Manhattan’s Chinatown is seeing its
In the 1960s, New York City’s Department of Transportation installed street signs with both English and Chinese lettering. By 1985 at least 155 more signs were ordered to be put up, a reflection of the Chinese population’s rapid growth during that period. Presently, there are approximately 100 bilingual street signs in effect, meaning over 50 have been removed or altered to be just in English.
While it is unclear what exactly happened to the signs that have vanished, journalists from The New York Times were able to piece together when some of the signs had been replaced by using Google Street View images and Chinatown photographers.
The New York Times reports that “at least seven bilingual street signs have been removed since the 1980s,” with several of the removals taking place between 2013 and 2021, including the ones for Bowery and Canal Street. The two streets originally had two sets of signs, each in a different dialect, evidence of the “diverse dialects” spoken in Manhattan’s Chinatown.
The U.S. experienced mass influxes of migration from China throughout the 19th century, especially due the California Gold Rush of the 1850s. Chinese immigrants were met with extreme xenophobia, and even anger by the white Americans already living there, who blamed them for dim job prospects.
The largest single lynching in U.S. history, refered to as the “Chinese massacre of 1871” targeted Chinese immigrants living in Los Angeles and resulted in approximately 20 deaths, which accounted for about 10% of the city’s Chinese immigrant population at the time. Around 500 white and Latino men and boys participated in the violence. The deaths alone do not account for the irreparable damage that was also done, with the city’s Chinatown burnt to the ground and approximately $1.5 million (in today’s dollars) worth of goods stolen.
Due to extreme violence and discrimination, many Chinese immigrants had migrated east by the 1870s to seek a better life. New York City became the new hub for Chinese immigrants, with the establishment of a new Chinatown there.
By 1985, Chinatown nearly doubled in size with a population of 70,000 residents, and New York City’s Department of Transportation installed bilingual street signs in an effort to make travel more viable for immigrants who could not speak or read English.
Changes in the signs from Chinese and English to just English reflect the changes in the community. While Asians are the fastest growing population in New York City, Chinatown has undergone the largest loss of Asian residents.
Several factors may have contributed to this phenomenon, including the 40-story megajail approved to be built in the heart of Chinatown, hate crimes against the Asian community and the closure of renowned establishments such as the city’s largest dim sum restaurant Jin Fong, due to the pandemic.

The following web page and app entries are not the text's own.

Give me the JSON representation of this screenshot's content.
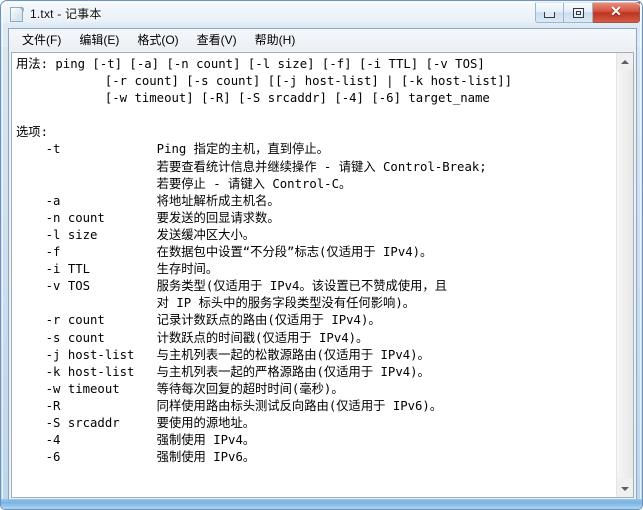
{
  "window": {
    "title": "1.txt - 记事本",
    "icon": "notepad-document-icon",
    "accent_close": "#bd3322",
    "frame_color": "#6a93bd"
  },
  "caption_buttons": {
    "minimize_label": "",
    "maximize_label": "",
    "close_label": "✕"
  },
  "menubar": {
    "items": [
      {
        "label": "文件(F)",
        "name": "menu-file"
      },
      {
        "label": "编辑(E)",
        "name": "menu-edit"
      },
      {
        "label": "格式(O)",
        "name": "menu-format"
      },
      {
        "label": "查看(V)",
        "name": "menu-view"
      },
      {
        "label": "帮助(H)",
        "name": "menu-help"
      }
    ]
  },
  "editor": {
    "content": "用法: ping [-t] [-a] [-n count] [-l size] [-f] [-i TTL] [-v TOS]\n            [-r count] [-s count] [[-j host-list] | [-k host-list]]\n            [-w timeout] [-R] [-S srcaddr] [-4] [-6] target_name\n\n选项:\n    -t             Ping 指定的主机，直到停止。\n                   若要查看统计信息并继续操作 - 请键入 Control-Break;\n                   若要停止 - 请键入 Control-C。\n    -a             将地址解析成主机名。\n    -n count       要发送的回显请求数。\n    -l size        发送缓冲区大小。\n    -f             在数据包中设置“不分段”标志(仅适用于 IPv4)。\n    -i TTL         生存时间。\n    -v TOS         服务类型(仅适用于 IPv4。该设置已不赞成使用，且\n                   对 IP 标头中的服务字段类型没有任何影响)。\n    -r count       记录计数跃点的路由(仅适用于 IPv4)。\n    -s count       计数跃点的时间戳(仅适用于 IPv4)。\n    -j host-list   与主机列表一起的松散源路由(仅适用于 IPv4)。\n    -k host-list   与主机列表一起的严格源路由(仅适用于 IPv4)。\n    -w timeout     等待每次回复的超时时间(毫秒)。\n    -R             同样使用路由标头测试反向路由(仅适用于 IPv6)。\n    -S srcaddr     要使用的源地址。\n    -4             强制使用 IPv4。\n    -6             强制使用 IPv6。"
  },
  "scrollbar": {
    "up_arrow": "scroll-up-arrow",
    "down_arrow": "scroll-down-arrow",
    "orientation": "vertical"
  }
}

The disappearance of bilingual signs in New York City’s Chinatown represents the rapidly shifting culture within the area, but with their disappearance goes a bit of important history as well.